One of the featured writers they added to their roster was draft scouting guru and former TJB Podcast guest Matt Miller, who - along with several other film junkies - is spearheading the B/R NFL 1000 project, where they attempt to rank the NFL's top 1,000 players. The project is now into its third year and they've just started releasing this year's results. For more on how the project works go here.
Here's what they said about Harris:
Harris is one of those guys who will seem to always be around. He still provides the Jets just enough of everything that he’ll find his snaps, although his reputation still continues to exceed his play.Read Bent's thoughts after the jump.
On the face of it, these rankings seem about right. If anything, Harris might be ranked a little high, but then again, he had an outstanding first month and these rankings are supposed to reflect the 2013 season as a whole.
While they land in more or less the right place on the rankings list, there are still faults within the analysis that leads Miller and his colleagues to place them where they did.
First of all, they describe Davis as a "two-down linebacker". That's inaccurate, because Davis played over 95% of the snaps.
On Harris, they're correct to note that he struggles to get off blocks and misses too many tackles (interestingly, he had none in the first four games and 13 in the last 12). However, their take on him as a pass rusher - "Harris doesn’t have enough burst to be considered a threat to rush the passer. It’s not something he’s often asked to do" - is off base for two reasons. First of all, while he isn't blitzing as often as he did when Rex Ryan first arrived (2nd most ILB pass rush snaps in the NFL in both 2009 and 2010), he's remained in the top ten for ILB pass rush snaps. Also, he has had above average per-snap productivity - 13th at his position in 2013 and 11th in 2012.
Also, the analysis harps on Davis' limitations in coverage, when in reality that's more of an issue for Harris and the Jets scheme around this accordingly. Harris will often be tasked with spying a quarterback or keying a runner, but most of the time, he just works underneath in zone coverage so he isn't forced to cover too much ground.

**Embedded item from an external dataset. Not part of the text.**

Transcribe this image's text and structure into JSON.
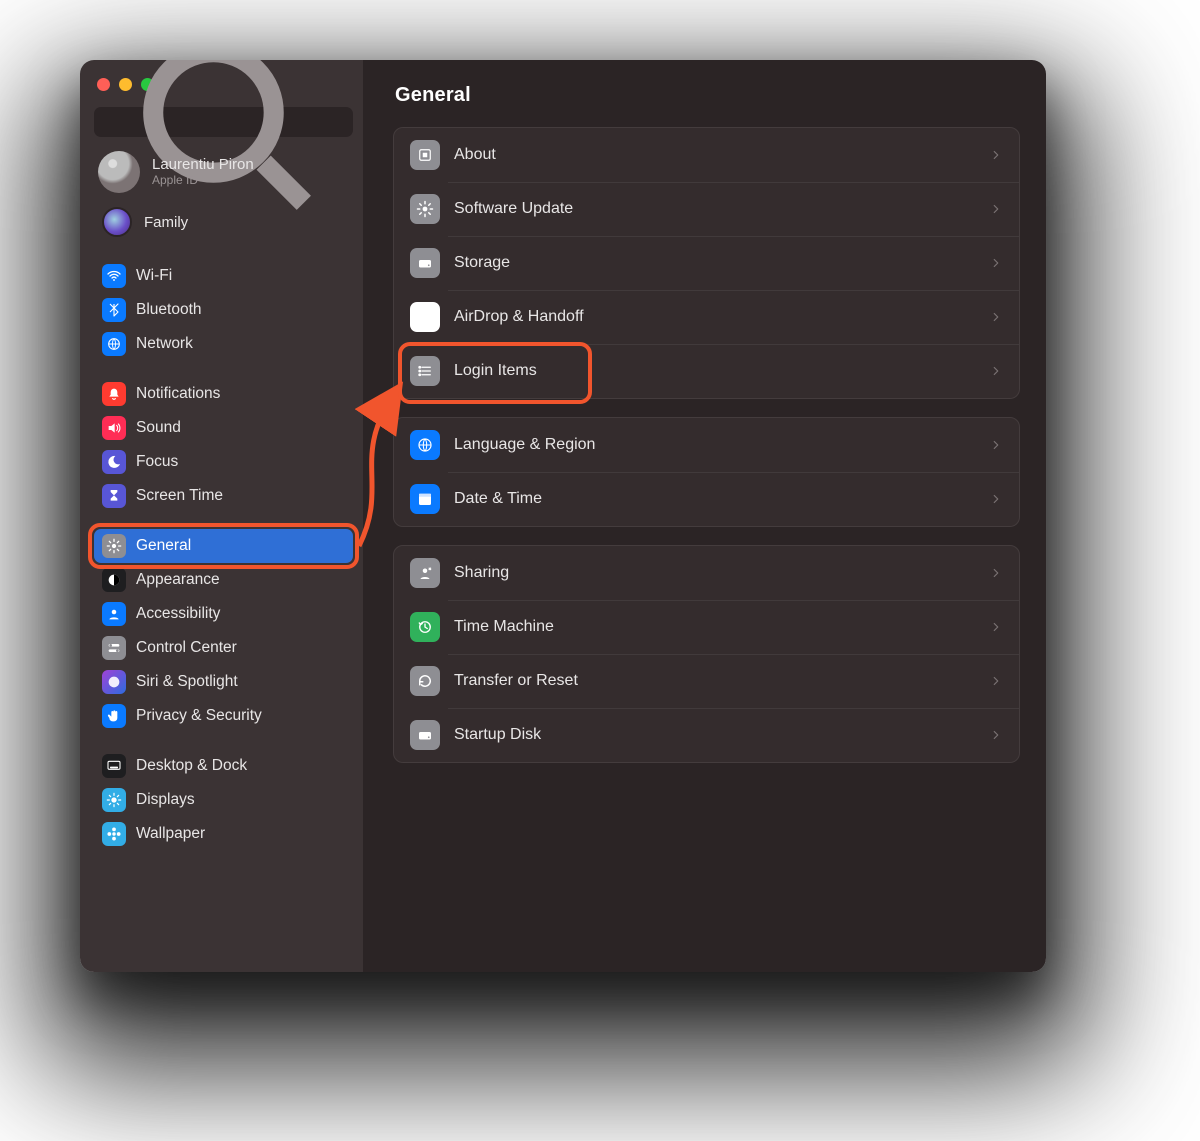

The analysis praises his ability to break on routes to the flat (having earlier highlighted his lack of burst), but as we will all recall from the Panthers game, it was possible to exploit him in such situations.
For the list as a whole, while it's refreshing to see an ILB ranking list that doesn't just correspond to tackle numbers, the list does seem to correspond pretty closely to PFF's rankings list. It's almost as if they've tweaked their own rankings to tie in broadly with that on the assumption that those rankings will be accurate. However, while they are indeed accurate in terms of being an efficiency rating for how well the player did their job, they don't take into account difficulty of assignment and that's why you end up with the guy in 5th place (Brandon Spikes) struggling to find a job before settling for a one-year, $3m deal, while the guy in 10th (Brian Cushing) had received a six-year deal for $50m+ six months earlier.